Instructions to follow |
From the entries below, gather every line containing the string "planned".
++++++++++
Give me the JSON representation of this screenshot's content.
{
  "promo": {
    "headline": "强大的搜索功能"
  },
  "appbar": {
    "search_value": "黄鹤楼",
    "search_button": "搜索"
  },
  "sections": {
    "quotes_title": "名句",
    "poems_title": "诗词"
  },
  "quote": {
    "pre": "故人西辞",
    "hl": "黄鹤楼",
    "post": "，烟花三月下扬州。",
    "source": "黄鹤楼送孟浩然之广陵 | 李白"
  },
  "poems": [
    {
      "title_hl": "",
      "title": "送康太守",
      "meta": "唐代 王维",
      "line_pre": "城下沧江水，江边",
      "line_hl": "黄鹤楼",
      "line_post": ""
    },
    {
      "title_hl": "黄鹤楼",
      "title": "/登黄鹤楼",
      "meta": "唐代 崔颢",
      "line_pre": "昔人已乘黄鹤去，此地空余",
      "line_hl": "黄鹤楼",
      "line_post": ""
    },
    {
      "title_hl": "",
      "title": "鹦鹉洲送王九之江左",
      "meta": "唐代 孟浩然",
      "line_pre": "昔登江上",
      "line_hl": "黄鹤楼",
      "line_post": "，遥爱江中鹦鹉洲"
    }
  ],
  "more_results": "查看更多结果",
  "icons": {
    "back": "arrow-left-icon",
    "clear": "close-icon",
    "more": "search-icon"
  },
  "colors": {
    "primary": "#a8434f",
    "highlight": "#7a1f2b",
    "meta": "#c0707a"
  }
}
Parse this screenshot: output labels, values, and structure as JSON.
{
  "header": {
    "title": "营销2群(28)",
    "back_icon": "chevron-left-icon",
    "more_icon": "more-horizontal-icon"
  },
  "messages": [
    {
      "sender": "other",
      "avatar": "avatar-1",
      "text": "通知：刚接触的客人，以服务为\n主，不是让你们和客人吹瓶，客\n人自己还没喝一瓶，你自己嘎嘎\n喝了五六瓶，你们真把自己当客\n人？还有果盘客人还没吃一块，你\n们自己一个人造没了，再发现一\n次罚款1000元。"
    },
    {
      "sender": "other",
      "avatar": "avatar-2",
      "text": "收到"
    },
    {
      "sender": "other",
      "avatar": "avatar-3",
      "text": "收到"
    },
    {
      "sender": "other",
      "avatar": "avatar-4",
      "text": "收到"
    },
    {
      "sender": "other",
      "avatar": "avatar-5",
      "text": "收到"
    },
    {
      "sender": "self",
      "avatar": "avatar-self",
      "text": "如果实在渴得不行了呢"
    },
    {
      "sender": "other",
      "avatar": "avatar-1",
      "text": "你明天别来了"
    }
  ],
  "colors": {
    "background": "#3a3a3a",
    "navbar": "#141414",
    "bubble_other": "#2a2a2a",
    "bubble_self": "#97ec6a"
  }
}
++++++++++
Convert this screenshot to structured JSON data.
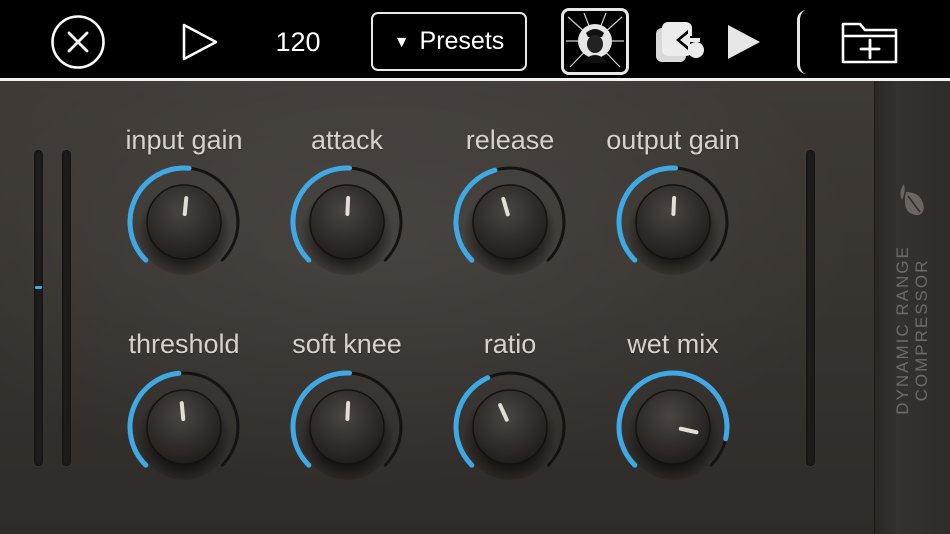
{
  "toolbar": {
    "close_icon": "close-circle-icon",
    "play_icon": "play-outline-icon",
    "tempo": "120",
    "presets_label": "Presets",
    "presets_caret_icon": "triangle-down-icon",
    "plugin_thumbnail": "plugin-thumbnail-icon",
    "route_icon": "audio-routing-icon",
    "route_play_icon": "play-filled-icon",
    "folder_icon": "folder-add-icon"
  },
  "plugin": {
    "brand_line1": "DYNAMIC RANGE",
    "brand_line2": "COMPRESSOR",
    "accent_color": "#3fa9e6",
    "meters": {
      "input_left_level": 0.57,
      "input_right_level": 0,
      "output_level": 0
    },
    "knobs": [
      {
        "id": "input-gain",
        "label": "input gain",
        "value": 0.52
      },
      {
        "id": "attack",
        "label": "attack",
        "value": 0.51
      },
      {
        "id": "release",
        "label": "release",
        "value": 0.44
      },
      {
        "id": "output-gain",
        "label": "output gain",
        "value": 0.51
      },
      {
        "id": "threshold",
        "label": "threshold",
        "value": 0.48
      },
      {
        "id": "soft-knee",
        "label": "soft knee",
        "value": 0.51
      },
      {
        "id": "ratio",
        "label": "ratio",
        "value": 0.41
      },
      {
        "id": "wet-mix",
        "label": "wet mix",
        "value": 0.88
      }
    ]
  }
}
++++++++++
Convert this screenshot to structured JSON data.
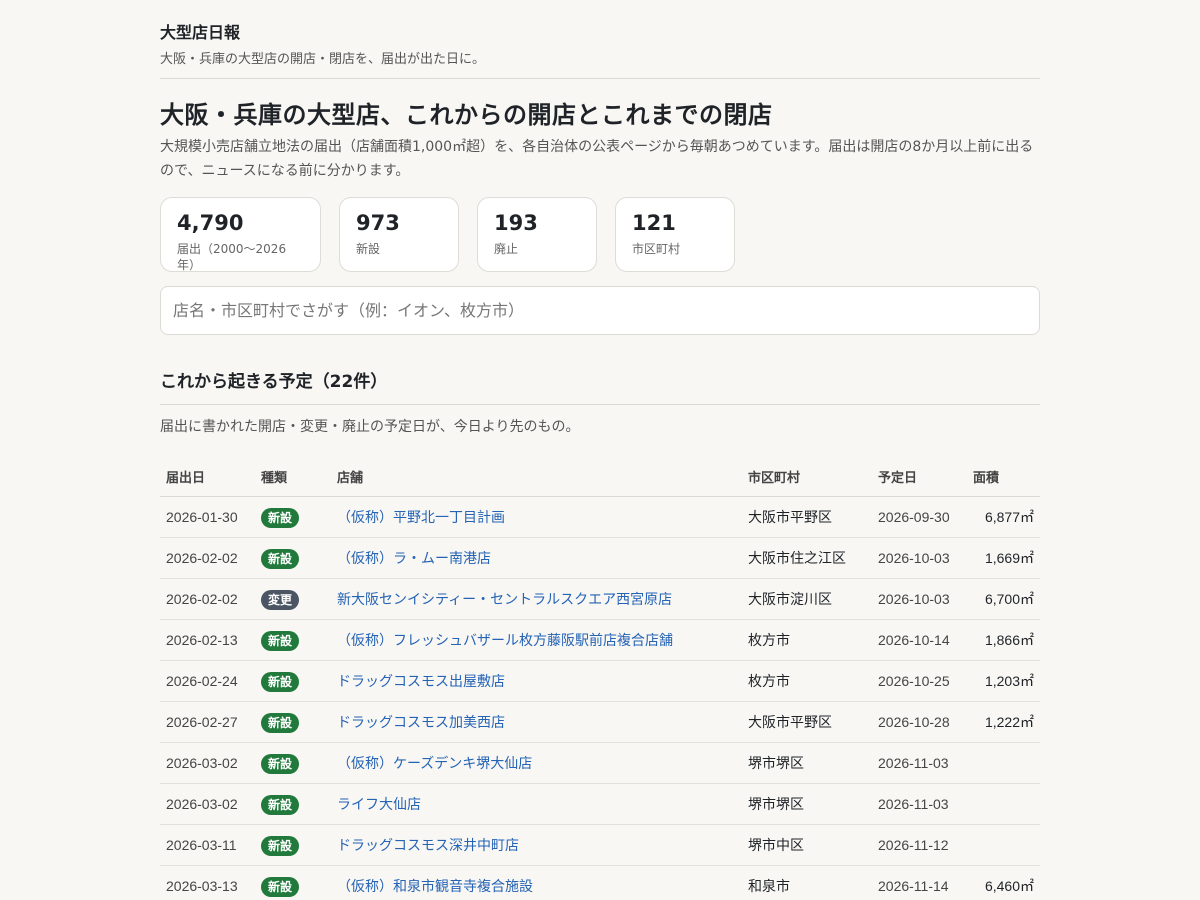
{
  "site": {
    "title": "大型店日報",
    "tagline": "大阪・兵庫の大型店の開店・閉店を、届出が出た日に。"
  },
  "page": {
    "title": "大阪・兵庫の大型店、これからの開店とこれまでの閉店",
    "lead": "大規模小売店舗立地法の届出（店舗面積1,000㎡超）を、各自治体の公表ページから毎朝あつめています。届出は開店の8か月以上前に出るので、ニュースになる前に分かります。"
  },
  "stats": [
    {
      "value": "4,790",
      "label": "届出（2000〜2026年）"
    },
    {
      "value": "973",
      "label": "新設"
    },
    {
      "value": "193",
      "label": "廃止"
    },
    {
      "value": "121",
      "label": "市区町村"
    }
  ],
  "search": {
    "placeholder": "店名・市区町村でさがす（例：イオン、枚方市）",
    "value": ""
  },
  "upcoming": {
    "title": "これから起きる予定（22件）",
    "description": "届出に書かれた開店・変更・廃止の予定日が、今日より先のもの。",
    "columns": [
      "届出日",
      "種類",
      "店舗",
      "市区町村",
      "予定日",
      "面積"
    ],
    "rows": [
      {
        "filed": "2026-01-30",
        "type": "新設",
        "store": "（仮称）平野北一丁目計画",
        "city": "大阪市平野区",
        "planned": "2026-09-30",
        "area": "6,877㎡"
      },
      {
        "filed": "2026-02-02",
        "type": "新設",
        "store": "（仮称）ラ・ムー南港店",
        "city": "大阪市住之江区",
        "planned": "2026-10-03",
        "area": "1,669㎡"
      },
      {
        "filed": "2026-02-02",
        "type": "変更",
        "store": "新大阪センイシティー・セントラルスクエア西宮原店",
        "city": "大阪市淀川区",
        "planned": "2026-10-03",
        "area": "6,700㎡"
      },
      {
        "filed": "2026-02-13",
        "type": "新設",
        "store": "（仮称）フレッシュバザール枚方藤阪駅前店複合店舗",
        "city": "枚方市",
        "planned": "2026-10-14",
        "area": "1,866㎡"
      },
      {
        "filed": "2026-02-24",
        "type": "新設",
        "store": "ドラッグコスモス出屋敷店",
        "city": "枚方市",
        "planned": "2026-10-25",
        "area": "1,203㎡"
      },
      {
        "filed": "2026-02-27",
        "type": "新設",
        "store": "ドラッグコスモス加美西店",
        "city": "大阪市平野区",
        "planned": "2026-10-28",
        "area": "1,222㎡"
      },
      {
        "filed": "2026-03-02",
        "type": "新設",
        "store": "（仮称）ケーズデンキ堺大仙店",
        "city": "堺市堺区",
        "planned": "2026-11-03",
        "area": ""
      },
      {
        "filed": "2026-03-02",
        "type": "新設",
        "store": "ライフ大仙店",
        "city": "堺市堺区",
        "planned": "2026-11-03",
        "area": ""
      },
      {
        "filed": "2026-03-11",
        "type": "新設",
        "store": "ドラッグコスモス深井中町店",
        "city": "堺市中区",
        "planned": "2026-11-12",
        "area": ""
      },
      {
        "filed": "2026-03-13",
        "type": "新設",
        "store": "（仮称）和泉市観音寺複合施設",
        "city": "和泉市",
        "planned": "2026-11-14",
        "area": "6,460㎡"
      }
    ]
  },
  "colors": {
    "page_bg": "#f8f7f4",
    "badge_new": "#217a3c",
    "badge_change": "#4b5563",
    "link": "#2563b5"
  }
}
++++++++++
Exercise solution |
        "planned": "2026-09-30",
        "planned": "2026-10-03",
        "planned": "2026-10-03",
        "planned": "2026-10-14",
        "planned": "2026-10-25",
        "planned": "2026-10-28",
        "planned": "2026-11-03",
        "planned": "2026-11-03",
        "planned": "2026-11-12",
        "planned": "2026-11-14",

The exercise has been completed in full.